** Opening Material provided block **

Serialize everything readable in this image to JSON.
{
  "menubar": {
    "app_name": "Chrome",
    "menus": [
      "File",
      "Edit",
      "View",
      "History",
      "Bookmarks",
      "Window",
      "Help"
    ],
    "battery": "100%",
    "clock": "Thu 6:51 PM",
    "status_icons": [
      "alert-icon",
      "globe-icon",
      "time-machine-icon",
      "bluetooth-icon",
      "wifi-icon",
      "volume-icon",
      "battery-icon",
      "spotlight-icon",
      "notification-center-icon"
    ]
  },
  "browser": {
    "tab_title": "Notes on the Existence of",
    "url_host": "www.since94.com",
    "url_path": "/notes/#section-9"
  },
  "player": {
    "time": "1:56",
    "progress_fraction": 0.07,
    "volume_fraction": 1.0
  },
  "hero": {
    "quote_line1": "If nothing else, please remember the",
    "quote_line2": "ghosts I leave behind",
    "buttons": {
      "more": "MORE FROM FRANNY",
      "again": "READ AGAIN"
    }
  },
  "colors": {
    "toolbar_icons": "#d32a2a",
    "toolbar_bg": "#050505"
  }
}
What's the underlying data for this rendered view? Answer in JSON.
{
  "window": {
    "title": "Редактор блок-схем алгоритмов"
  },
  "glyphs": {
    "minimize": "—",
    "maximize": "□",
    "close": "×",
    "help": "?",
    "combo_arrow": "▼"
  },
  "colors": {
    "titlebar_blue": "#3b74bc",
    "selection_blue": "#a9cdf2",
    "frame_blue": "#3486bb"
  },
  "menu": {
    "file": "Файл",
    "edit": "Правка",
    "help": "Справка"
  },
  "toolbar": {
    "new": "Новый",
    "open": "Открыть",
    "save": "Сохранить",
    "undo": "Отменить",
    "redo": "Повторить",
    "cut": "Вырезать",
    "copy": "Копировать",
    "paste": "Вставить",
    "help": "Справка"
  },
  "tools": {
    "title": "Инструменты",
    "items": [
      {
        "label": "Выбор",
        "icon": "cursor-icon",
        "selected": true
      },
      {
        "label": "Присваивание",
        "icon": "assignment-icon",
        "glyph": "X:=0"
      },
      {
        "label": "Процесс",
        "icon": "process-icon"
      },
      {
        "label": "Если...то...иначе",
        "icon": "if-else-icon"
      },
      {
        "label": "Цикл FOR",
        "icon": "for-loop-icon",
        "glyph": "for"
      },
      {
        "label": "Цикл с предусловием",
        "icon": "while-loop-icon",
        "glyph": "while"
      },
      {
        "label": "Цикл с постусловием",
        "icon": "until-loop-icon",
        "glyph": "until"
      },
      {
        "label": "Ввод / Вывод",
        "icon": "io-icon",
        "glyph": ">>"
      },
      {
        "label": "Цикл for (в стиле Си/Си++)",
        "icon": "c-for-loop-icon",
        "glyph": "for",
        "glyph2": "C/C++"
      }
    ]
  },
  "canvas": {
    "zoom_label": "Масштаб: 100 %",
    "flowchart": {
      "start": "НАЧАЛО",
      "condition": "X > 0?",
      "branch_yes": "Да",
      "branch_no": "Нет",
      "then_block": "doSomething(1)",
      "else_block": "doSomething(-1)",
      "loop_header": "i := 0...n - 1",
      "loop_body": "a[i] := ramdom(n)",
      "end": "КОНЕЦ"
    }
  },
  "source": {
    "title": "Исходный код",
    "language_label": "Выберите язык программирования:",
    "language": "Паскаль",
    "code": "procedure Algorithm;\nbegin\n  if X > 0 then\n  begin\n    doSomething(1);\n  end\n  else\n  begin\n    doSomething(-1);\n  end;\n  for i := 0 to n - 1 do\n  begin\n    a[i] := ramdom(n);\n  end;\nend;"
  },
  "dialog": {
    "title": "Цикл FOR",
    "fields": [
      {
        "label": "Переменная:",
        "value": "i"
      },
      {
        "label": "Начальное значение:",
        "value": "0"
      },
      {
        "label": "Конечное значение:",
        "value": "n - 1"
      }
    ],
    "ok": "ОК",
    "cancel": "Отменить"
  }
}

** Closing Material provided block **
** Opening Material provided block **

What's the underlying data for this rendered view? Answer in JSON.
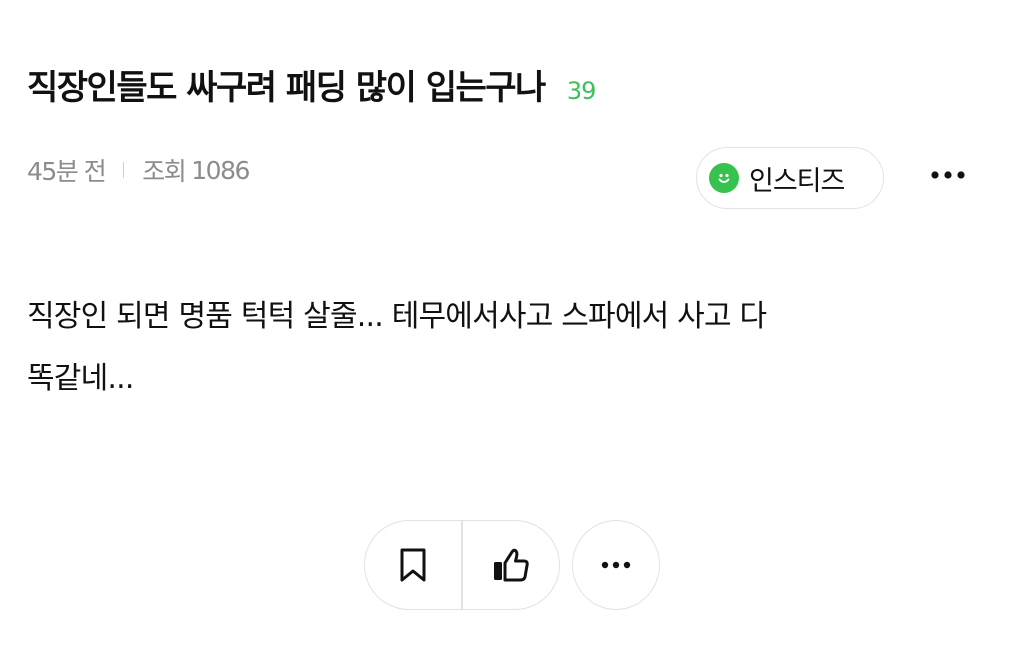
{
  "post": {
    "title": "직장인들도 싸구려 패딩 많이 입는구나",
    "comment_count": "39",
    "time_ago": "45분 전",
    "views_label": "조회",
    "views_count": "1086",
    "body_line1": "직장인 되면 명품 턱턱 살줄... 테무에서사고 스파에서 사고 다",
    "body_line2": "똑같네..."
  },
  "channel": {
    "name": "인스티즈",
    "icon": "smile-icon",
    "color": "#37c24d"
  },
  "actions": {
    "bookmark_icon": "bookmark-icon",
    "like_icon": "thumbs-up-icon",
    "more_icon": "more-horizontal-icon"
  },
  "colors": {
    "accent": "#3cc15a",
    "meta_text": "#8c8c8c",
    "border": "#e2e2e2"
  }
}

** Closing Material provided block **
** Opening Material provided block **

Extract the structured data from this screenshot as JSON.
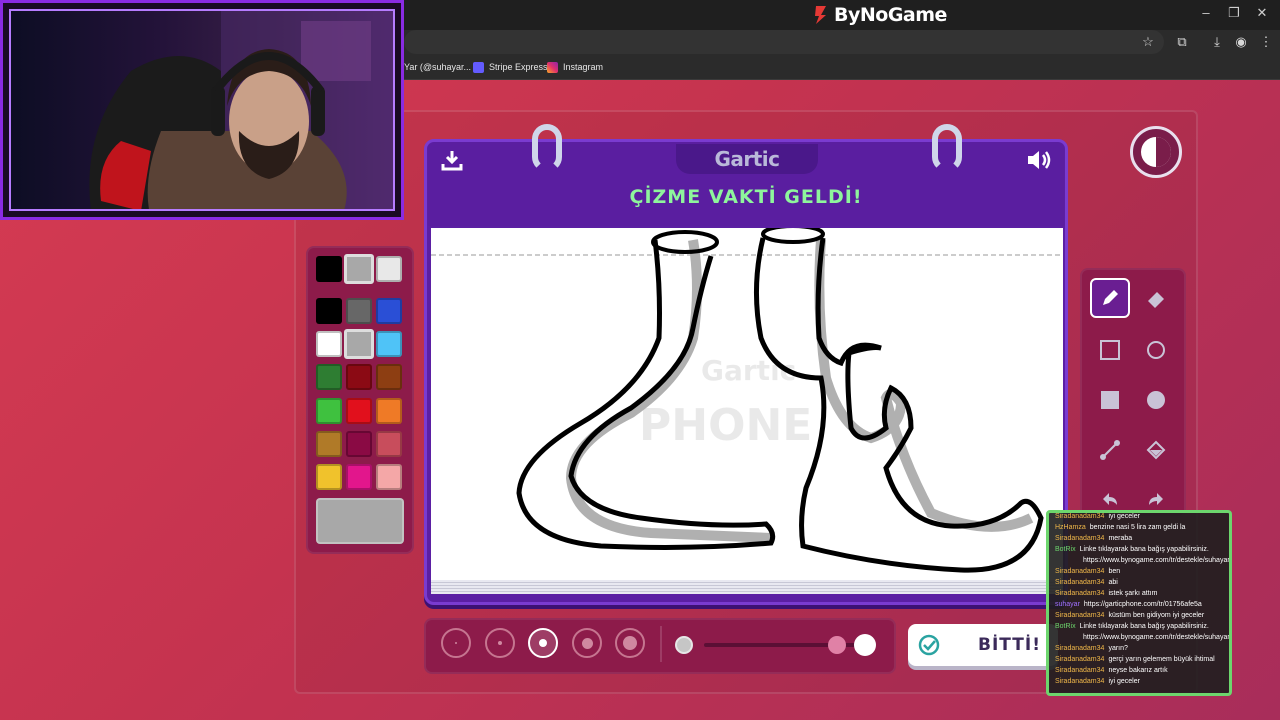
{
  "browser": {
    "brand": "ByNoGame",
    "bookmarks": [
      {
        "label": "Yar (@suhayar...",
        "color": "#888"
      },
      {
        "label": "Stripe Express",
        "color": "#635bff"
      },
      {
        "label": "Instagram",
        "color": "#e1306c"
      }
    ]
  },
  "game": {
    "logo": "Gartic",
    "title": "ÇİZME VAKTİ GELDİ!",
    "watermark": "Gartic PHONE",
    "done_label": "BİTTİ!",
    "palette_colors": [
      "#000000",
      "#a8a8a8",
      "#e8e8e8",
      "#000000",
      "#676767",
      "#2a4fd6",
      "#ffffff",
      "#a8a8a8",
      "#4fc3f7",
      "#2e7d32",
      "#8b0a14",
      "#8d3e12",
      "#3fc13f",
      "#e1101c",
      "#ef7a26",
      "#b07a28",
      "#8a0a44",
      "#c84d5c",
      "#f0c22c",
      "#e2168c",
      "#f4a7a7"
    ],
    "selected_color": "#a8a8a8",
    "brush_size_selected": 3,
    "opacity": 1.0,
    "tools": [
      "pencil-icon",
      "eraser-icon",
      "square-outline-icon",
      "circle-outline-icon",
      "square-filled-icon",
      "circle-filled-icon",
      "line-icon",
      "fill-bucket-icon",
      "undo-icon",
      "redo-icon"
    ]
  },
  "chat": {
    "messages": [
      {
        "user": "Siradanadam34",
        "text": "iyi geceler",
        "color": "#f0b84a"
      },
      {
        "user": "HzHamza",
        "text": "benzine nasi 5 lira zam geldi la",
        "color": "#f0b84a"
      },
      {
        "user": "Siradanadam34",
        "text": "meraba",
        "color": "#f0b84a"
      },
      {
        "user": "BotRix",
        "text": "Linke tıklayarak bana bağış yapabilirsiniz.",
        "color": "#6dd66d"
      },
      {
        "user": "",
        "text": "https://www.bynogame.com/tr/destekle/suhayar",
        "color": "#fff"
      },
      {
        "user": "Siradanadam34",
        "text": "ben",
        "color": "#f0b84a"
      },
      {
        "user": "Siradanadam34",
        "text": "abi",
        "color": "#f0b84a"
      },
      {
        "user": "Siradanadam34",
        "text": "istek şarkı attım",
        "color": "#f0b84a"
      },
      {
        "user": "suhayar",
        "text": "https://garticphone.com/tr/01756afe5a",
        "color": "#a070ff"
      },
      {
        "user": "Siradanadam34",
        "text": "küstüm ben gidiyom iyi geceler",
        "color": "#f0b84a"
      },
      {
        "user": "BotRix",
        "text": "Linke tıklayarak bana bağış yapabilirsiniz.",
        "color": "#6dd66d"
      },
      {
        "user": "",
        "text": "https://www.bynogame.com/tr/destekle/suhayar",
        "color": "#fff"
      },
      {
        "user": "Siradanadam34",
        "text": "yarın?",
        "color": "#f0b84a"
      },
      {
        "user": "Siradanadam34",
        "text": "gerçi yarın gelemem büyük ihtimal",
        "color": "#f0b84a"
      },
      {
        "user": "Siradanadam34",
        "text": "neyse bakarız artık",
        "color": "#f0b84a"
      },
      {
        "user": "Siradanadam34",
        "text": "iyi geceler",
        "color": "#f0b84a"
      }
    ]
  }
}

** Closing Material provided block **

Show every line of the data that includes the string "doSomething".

      "then_block": "doSomething(1)",
      "else_block": "doSomething(-1)",
    "code": "procedure Algorithm;\nbegin\n  if X > 0 then\n  begin\n    doSomething(1);\n  end\n  else\n  begin\n    doSomething(-1);\n  end;\n  for i := 0 to n - 1 do\n  begin\n    a[i] := ramdom(n);\n  end;\nend;"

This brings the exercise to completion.